WHAT THE TASK REQUIRES:
Once the line holding "Give me the" appears, repeat it and each line after it to the end of the data, exactly and with nothing else; pictures stay out.

(Dataset rows describing interfaces)
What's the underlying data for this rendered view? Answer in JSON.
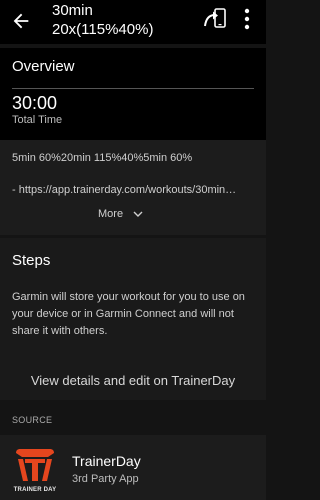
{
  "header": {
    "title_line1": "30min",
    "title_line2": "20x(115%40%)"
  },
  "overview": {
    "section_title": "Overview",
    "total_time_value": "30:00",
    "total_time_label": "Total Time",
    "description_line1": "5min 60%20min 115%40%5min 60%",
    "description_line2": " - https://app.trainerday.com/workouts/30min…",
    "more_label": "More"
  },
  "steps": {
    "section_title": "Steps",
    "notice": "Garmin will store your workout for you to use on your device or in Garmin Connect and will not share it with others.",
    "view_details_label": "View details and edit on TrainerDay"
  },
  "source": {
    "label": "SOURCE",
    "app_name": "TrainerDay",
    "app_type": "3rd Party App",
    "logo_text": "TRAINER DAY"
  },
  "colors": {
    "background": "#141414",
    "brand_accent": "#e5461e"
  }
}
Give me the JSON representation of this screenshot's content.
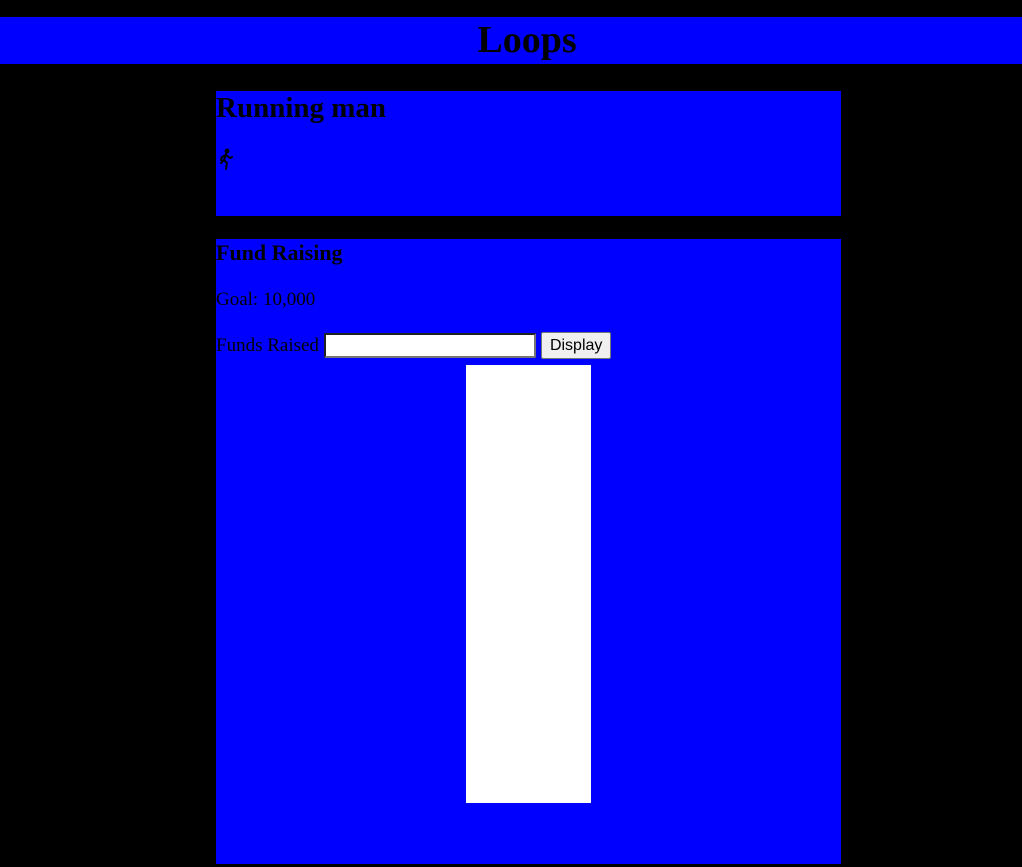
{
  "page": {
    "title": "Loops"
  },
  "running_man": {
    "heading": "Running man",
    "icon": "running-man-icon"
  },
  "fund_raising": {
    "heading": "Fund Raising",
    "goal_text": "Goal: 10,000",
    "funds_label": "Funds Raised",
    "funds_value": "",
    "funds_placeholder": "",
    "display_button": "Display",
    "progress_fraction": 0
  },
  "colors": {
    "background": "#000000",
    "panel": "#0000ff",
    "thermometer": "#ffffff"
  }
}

EXPECTED ANSWER:
Give me the JSON representation of this screenshot's content.
{
  "page": {
    "title": "Loops"
  },
  "running_man": {
    "heading": "Running man",
    "icon": "running-man-icon"
  },
  "fund_raising": {
    "heading": "Fund Raising",
    "goal_text": "Goal: 10,000",
    "funds_label": "Funds Raised",
    "funds_value": "",
    "funds_placeholder": "",
    "display_button": "Display",
    "progress_fraction": 0
  },
  "colors": {
    "background": "#000000",
    "panel": "#0000ff",
    "thermometer": "#ffffff"
  }
}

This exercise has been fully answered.